Exercise prompt
Would you return every line of the listing below that has "text" in it?

'''

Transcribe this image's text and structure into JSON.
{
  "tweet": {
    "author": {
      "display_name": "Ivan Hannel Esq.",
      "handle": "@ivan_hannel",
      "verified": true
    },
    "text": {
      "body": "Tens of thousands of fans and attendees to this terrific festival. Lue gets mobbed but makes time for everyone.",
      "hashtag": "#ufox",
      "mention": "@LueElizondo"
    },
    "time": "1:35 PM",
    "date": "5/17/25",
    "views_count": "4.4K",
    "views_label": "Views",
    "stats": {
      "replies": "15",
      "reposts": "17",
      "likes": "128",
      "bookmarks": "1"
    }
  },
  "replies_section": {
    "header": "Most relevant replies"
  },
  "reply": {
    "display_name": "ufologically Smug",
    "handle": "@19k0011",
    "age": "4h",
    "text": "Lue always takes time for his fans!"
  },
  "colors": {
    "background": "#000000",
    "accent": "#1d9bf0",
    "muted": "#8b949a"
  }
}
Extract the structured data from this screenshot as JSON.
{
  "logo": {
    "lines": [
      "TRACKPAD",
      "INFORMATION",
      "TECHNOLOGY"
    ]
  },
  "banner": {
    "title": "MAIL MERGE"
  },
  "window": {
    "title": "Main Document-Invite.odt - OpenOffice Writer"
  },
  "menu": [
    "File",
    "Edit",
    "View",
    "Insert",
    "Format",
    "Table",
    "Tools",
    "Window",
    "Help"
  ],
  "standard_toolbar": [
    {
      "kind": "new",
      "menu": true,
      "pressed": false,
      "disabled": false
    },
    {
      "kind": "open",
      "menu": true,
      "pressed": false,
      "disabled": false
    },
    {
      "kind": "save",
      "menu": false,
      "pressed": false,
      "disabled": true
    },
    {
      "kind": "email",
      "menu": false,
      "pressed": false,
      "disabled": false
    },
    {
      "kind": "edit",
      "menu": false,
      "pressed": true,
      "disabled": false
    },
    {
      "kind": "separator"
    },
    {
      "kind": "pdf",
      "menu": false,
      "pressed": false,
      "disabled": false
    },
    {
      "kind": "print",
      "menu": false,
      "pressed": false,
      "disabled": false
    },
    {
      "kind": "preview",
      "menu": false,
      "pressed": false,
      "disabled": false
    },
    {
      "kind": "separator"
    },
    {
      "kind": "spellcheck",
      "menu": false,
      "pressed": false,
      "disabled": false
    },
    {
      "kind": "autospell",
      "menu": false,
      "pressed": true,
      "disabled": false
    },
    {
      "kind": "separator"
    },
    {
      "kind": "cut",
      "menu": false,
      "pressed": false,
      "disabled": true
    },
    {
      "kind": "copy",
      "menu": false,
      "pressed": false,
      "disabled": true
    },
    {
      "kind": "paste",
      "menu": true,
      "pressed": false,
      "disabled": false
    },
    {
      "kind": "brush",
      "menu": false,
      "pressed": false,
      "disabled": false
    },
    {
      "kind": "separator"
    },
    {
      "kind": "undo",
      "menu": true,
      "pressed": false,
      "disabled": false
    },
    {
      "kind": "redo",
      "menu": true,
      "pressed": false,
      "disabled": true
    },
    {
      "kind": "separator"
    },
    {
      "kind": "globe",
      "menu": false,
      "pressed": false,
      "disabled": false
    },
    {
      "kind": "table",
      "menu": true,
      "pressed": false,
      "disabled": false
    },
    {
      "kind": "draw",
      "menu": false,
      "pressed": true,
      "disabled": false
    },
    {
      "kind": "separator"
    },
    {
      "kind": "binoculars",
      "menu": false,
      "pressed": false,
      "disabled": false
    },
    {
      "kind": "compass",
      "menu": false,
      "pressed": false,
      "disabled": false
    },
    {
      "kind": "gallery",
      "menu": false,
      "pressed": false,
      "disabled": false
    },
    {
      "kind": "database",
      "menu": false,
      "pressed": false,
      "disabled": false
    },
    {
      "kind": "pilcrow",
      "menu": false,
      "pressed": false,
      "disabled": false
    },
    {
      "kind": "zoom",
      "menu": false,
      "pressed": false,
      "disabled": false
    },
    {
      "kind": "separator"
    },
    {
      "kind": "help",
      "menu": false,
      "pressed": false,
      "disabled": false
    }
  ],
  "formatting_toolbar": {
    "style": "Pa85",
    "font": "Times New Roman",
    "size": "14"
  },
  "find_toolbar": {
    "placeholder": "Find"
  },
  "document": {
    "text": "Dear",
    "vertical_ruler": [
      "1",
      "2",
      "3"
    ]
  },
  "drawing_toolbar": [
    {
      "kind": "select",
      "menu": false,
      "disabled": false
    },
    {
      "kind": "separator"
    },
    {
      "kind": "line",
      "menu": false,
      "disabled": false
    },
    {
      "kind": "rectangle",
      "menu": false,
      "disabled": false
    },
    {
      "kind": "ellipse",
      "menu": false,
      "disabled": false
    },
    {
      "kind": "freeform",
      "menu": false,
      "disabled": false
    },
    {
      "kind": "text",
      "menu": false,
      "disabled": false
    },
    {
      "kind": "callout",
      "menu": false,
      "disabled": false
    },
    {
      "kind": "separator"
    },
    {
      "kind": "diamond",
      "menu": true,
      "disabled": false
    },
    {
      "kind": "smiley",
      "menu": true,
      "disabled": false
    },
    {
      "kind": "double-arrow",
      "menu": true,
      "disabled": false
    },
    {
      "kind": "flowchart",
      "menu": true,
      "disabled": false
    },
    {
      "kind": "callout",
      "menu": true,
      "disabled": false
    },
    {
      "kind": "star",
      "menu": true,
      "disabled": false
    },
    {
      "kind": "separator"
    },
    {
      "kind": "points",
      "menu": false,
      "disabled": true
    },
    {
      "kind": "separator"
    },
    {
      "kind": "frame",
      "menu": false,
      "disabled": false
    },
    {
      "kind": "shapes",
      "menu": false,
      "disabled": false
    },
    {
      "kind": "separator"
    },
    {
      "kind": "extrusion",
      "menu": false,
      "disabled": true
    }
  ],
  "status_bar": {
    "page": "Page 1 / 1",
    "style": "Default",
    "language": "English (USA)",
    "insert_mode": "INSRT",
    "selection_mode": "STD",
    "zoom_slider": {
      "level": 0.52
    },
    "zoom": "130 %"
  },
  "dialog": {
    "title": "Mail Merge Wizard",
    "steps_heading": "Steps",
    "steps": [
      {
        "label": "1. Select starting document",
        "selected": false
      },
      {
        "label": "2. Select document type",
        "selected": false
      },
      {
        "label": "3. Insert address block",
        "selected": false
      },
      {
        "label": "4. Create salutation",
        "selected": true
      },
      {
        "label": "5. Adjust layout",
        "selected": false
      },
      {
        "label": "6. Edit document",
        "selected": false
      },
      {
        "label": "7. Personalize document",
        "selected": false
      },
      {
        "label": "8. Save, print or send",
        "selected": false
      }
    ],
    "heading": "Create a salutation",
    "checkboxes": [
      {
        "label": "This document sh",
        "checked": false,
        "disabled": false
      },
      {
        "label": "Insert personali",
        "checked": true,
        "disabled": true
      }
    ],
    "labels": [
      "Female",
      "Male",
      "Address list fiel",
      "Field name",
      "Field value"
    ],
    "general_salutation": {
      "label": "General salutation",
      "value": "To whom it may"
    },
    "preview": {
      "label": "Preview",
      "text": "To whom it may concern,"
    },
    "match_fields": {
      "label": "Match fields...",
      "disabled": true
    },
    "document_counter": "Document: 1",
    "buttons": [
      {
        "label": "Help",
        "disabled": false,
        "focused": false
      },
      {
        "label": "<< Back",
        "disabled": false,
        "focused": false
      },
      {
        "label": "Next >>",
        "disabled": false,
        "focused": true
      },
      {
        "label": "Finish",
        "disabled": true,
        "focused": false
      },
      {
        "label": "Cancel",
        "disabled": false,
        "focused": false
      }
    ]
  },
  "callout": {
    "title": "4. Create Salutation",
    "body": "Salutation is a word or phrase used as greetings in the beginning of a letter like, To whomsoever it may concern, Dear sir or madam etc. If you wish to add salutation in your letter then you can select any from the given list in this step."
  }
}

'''

Your response
Transcribe this image's text and structure into JSON.
    "text": {
    "text": "Lue always takes time for his fans!"
    "text": "Dear",
      "kind": "text",
      "text": "To whom it may concern,"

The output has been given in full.